Niche Chip Maker Ready to Rebound
04/22/2008 12:00 am EST
John Buckingham of the Prudent Speculator says communications-chip maker Exar is ready to resume innovation and healthy profitability.
Exar (Nasdaq: EXAR) designs chips for the highly competitive serial communications, networking and transmission, and storage markets. Customers include Hewlett-Packard, Tellabs, and Nokia.
In its Interface unit, Exar focuses on Universal Asynchronous Receiver Transmitter (UART)— technologies used to convert parallel data series into serial ones to alleviate the restrictive cabling requirements of parallel communications.
Exar also develops and sells high-speed analog, digital and mixed-signal (both analog and digital) physical interface and access control chips in its Communications division. The physical interface includes a transceiver (transmitter and receiver, combined), and is the direct connection to the transmission media, which is generally fiber and copper cabling. In Power Management, launched later in 2007, Exar sells technologies designed to regulate power delivered to a system.
In the nine months ended December 2007, Interface sales comprised 57% of the total, followed by Communications at 24%, and Power Management at 19%.
Since [last year], the company has experienced a host of monumental shifts.

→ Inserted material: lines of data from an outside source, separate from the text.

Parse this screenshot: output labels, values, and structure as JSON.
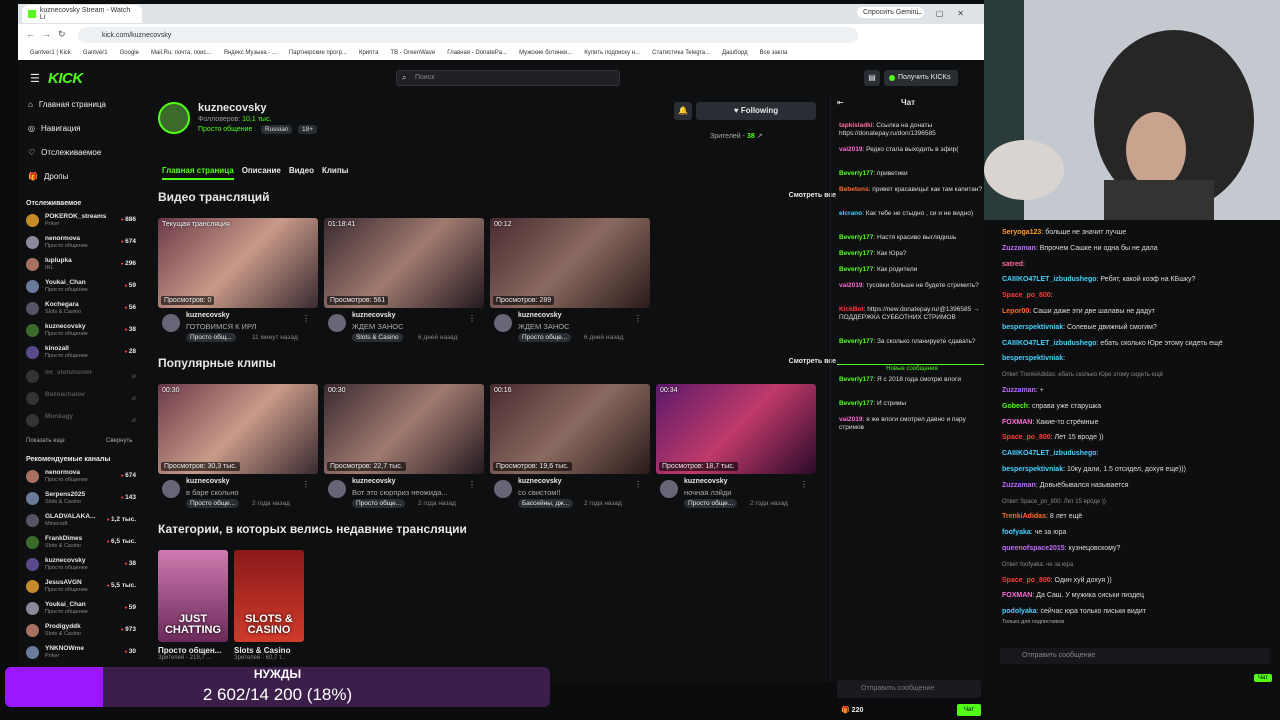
{
  "browser": {
    "tab_title": "kuznecovsky Stream - Watch Li",
    "gemini": "Спросить Gemini",
    "url": "kick.com/kuznecovsky",
    "bookmarks": [
      "Gantver1 | Kick",
      "Gantver1",
      "Google",
      "Mail.Ru: почта, поис...",
      "Яндекс Музыка - ...",
      "Партнерские прогр...",
      "Крипта",
      "TB - GreenWave",
      "Главная - DonatePa...",
      "Мужские ботинки...",
      "Купить подписку н...",
      "Статистика Telegra...",
      "Дашборд",
      "Все закла"
    ]
  },
  "kick": {
    "search_placeholder": "Поиск",
    "kicks_button": "Получить KICKs",
    "nav": [
      {
        "label": "Главная страница",
        "icon": "home-icon"
      },
      {
        "label": "Навигация",
        "icon": "compass-icon"
      },
      {
        "label": "Отслеживаемое",
        "icon": "heart-icon"
      },
      {
        "label": "Дропы",
        "icon": "gift-icon"
      }
    ],
    "followed_title": "Отслеживаемое",
    "followed": [
      {
        "name": "POKEROK_streams",
        "cat": "Poker",
        "viewers": "886"
      },
      {
        "name": "nenormova",
        "cat": "Просто общение",
        "viewers": "674"
      },
      {
        "name": "luplupka",
        "cat": "IRL",
        "viewers": "296"
      },
      {
        "name": "Youkai_Chan",
        "cat": "Просто общение",
        "viewers": "59"
      },
      {
        "name": "Kochegara",
        "cat": "Slots & Casino",
        "viewers": "56"
      },
      {
        "name": "kuznecovsky",
        "cat": "Просто общение",
        "viewers": "38"
      },
      {
        "name": "kinozall",
        "cat": "Просто общение",
        "viewers": "28"
      }
    ],
    "offline": [
      "mr_slotshunter",
      "Beznachalov",
      "Monkagy"
    ],
    "show_more": "Показать еще",
    "collapse": "Свернуть",
    "recommended_title": "Рекомендуемые каналы",
    "recommended": [
      {
        "name": "nenormova",
        "cat": "Просто общение",
        "viewers": "674"
      },
      {
        "name": "Serpens2025",
        "cat": "Slots & Casino",
        "viewers": "143"
      },
      {
        "name": "GLADVALAKA...",
        "cat": "Minecraft",
        "viewers": "1,2 тыс."
      },
      {
        "name": "FrankDimes",
        "cat": "Slots & Casino",
        "viewers": "6,5 тыс."
      },
      {
        "name": "kuznecovsky",
        "cat": "Просто общение",
        "viewers": "38"
      },
      {
        "name": "JesusAVGN",
        "cat": "Просто общение",
        "viewers": "5,5 тыс."
      },
      {
        "name": "Youkai_Chan",
        "cat": "Просто общение",
        "viewers": "59"
      },
      {
        "name": "Prodigyddk",
        "cat": "Slots & Casino",
        "viewers": "973"
      },
      {
        "name": "YNKNOWme",
        "cat": "Poker",
        "viewers": "30"
      }
    ],
    "profile": {
      "name": "kuznecovsky",
      "followers_label": "Фолловеров:",
      "followers": "10,1 тыс.",
      "category": "Просто общение",
      "lang": "Russian",
      "age": "18+",
      "follow_btn": "Following",
      "viewers_label": "Зрителей -",
      "viewers": "38"
    },
    "tabs": [
      "Главная страница",
      "Описание",
      "Видео",
      "Клипы"
    ],
    "videos_title": "Видео трансляций",
    "see_all": "Смотреть все",
    "videos": [
      {
        "dur": "Текущая трансляция",
        "views": "Просмотров: 0",
        "name": "kuznecovsky",
        "title": "ГОТОВИМСЯ К ИРЛ",
        "tag": "Просто общ...",
        "ago": "11 минут назад"
      },
      {
        "dur": "01:18:41",
        "views": "Просмотров: 561",
        "name": "kuznecovsky",
        "title": "ЖДЕМ ЗАНОС",
        "tag": "Slots & Casino",
        "ago": "6 дней назад"
      },
      {
        "dur": "00:12",
        "views": "Просмотров: 289",
        "name": "kuznecovsky",
        "title": "ЖДЕМ ЗАНОС",
        "tag": "Просто обще...",
        "ago": "6 дней назад"
      }
    ],
    "clips_title": "Популярные клипы",
    "clips": [
      {
        "dur": "00:30",
        "views": "Просмотров: 30,3 тыс.",
        "name": "kuznecovsky",
        "title": "в баре скольно",
        "tag": "Просто обще...",
        "ago": "2 года назад"
      },
      {
        "dur": "00:30",
        "views": "Просмотров: 22,7 тыс.",
        "name": "kuznecovsky",
        "title": "Вот это сюрприз неожида...",
        "tag": "Просто обще...",
        "ago": "2 года назад"
      },
      {
        "dur": "00:16",
        "views": "Просмотров: 19,6 тыс.",
        "name": "kuznecovsky",
        "title": "со свистом!!",
        "tag": "Бассейны, дж...",
        "ago": "2 года назад"
      },
      {
        "dur": "00:34",
        "views": "Просмотров: 18,7 тыс.",
        "name": "kuznecovsky",
        "title": "ночная лэйди",
        "tag": "Просто обще...",
        "ago": "2 года назад"
      }
    ],
    "categories_title": "Категории, в которых велись недавние трансляции",
    "categories": [
      {
        "img": "JUST CHATTING",
        "name": "Просто общен...",
        "view": "Зрителей - 219,7 ..."
      },
      {
        "img": "SLOTS & CASINO",
        "name": "Slots & Casino",
        "view": "Зрителей - 60,7 т..."
      }
    ],
    "chat": {
      "title": "Чат",
      "messages": [
        {
          "u": "tapkisladki",
          "c": "#ff6b9a",
          "t": "Ссылка на донаты https://donatepay.ru/don/1396585"
        },
        {
          "u": "vai2019",
          "c": "#ff6bd5",
          "t": "Редко стала выходить в эфир("
        },
        {
          "u": "Beverly177",
          "c": "#53fc18",
          "t": "приветики"
        },
        {
          "u": "Bebetons",
          "c": "#ff6b2a",
          "t": "привет красавицы! как там капитан?"
        },
        {
          "u": "elcrano",
          "c": "#47d1ff",
          "t": "Как тебе не стыдно , си и не видно)"
        },
        {
          "u": "Beverly177",
          "c": "#53fc18",
          "t": "Настя красиво выглядишь"
        },
        {
          "u": "Beverly177",
          "c": "#53fc18",
          "t": "Как Юра?"
        },
        {
          "u": "Beverly177",
          "c": "#53fc18",
          "t": "Как родители"
        },
        {
          "u": "vai2019",
          "c": "#ff6bd5",
          "t": "тусовки больше не будете стримить?"
        },
        {
          "u": "KickBot",
          "c": "#ff3b3b",
          "t": "https://new.donatepay.ru/@1396585 → ПОДДЕРЖКА СУББОТНИХ СТРИМОВ"
        },
        {
          "u": "Beverly177",
          "c": "#53fc18",
          "t": "За сколько планируете сдавать?"
        }
      ],
      "new_label": "Новые сообщения",
      "messages2": [
        {
          "u": "Beverly177",
          "c": "#53fc18",
          "t": "Я с 2018 года смотрю влоги"
        },
        {
          "u": "Beverly177",
          "c": "#53fc18",
          "t": "И стримы"
        },
        {
          "u": "vai2019",
          "c": "#ff6bd5",
          "t": "я же влоги смотрел давно и пару стримов"
        }
      ],
      "input": "Отправить сообщение",
      "count": "220",
      "send": "Чат"
    }
  },
  "right_chat": {
    "messages": [
      {
        "u": "Seryoga123",
        "c": "#ff9b2a",
        "t": "больше не значит лучше"
      },
      {
        "u": "Zuzzaman",
        "c": "#c06bff",
        "t": "Впрочем Сашке ни одна бы не дала"
      },
      {
        "u": "satred",
        "c": "#ff6b9a",
        "t": ""
      },
      {
        "u": "CAIIIKO47LET_izbudushego",
        "c": "#47d1ff",
        "t": "Ребят, какой коэф на КБшку?"
      },
      {
        "u": "Space_po_800",
        "c": "#ff3b3b",
        "t": ""
      },
      {
        "u": "Lepor00",
        "c": "#ff6b2a",
        "t": "Саши даже эти две шалавы не дадут"
      },
      {
        "u": "besperspektivniak",
        "c": "#47d1ff",
        "t": "Солевые движный смогим?"
      },
      {
        "u": "CAIIIKO47LET_izbudushego",
        "c": "#47d1ff",
        "t": "ебать сколько Юре этому сидеть ещё"
      },
      {
        "u": "besperspektivniak",
        "c": "#47d1ff",
        "t": ""
      },
      {
        "u": "",
        "c": "#888",
        "t": "Ответ TrenkiAdidas: ебать сколько Юре этому сидеть ещё"
      },
      {
        "u": "Zuzzaman",
        "c": "#c06bff",
        "t": "+"
      },
      {
        "u": "Gobech",
        "c": "#53fc18",
        "t": "справа уже старушка"
      },
      {
        "u": "FOXMAN",
        "c": "#ff6bd5",
        "t": "Какие-то стрёмные"
      },
      {
        "u": "Space_po_800",
        "c": "#ff3b3b",
        "t": "Лет 15 вроде ))"
      },
      {
        "u": "CAIIIKO47LET_izbudushego",
        "c": "#47d1ff",
        "t": ""
      },
      {
        "u": "besperspektivniak",
        "c": "#47d1ff",
        "t": "10ку дали, 1.5 отсидел, дохуя еще)))"
      },
      {
        "u": "Zuzzaman",
        "c": "#c06bff",
        "t": "Довыёбывался называется"
      },
      {
        "u": "",
        "c": "#888",
        "t": "Ответ Space_po_800: Лет 15 вроде ))"
      },
      {
        "u": "TrenkiAdidas",
        "c": "#ff6b2a",
        "t": "8 лет ещё"
      },
      {
        "u": "foofyaka",
        "c": "#47d1ff",
        "t": "че за юра"
      },
      {
        "u": "queenofspace2015",
        "c": "#c06bff",
        "t": "кузнецовскому?"
      },
      {
        "u": "",
        "c": "#888",
        "t": "Ответ foofyaka: че за юра"
      },
      {
        "u": "Space_po_800",
        "c": "#ff3b3b",
        "t": "Один хуй дохуя ))"
      },
      {
        "u": "FOXMAN",
        "c": "#ff6bd5",
        "t": "Да Саш. У мужика сиськи пиздец"
      },
      {
        "u": "podolyaka",
        "c": "#47d1ff",
        "t": "сейчас юра только письки видит"
      }
    ],
    "subs_only": "Только для подписчиков",
    "input": "Отправить сообщение",
    "send": "Чат"
  },
  "donation": {
    "title": "НУЖДЫ",
    "value": "2 602/14 200 (18%)",
    "progress": 0.18
  }
}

The company announced its intention to merge with peer Sipex to increase scale in existing markets and broaden access to the networking, industrial, and high-end consumer markets.
Management had high hopes for the combination, expectations that have yet to pan out. In fact, management didn’t even pan out. In December, chief executive officer and president Ralph Schmitt, who had been CEO at Sipex, resigned.
The company remains in a leaderless transition, while [it is working through] accounting issues related to the deal. Meanwhile, weaker-than-expected sales of power-management products in the December quarter and a wafer-production snafu in China crimped December-quarter financials.
Not the most excitingly positive take, but none too unfamiliar among smaller-cap technology names. Exar hasn’t yet emerged from the woods, but the trees seem to be getting thinner. And the recent announcement of an industry-first wireless UART solution suggests the company didn’t stop innovating along the way.
There are lots of reasons to remain optimistic about a turnaround, starting with the still very well-funded balance sheet. Exar currently maintains about $280 million in cash, or about $5.95 per share, representing 75% of the current share price. And revenue comparisons should ease with the dénouement of the accounting transition, barring an end-market-related slowdown [that pulls] the price-to-sales ratio below one time.
At the same time, further progress in the Sipex integration and a focus on bringing operating margins to the long-term goal of 20% should pull up the bottom line, which the Street expects to reemerge from the red in the current quarter.
We currently believe EXAR shares are worth $15. (The stock closed above $8 Monday—Editor.)Subscribe to the Prudent Speculator here…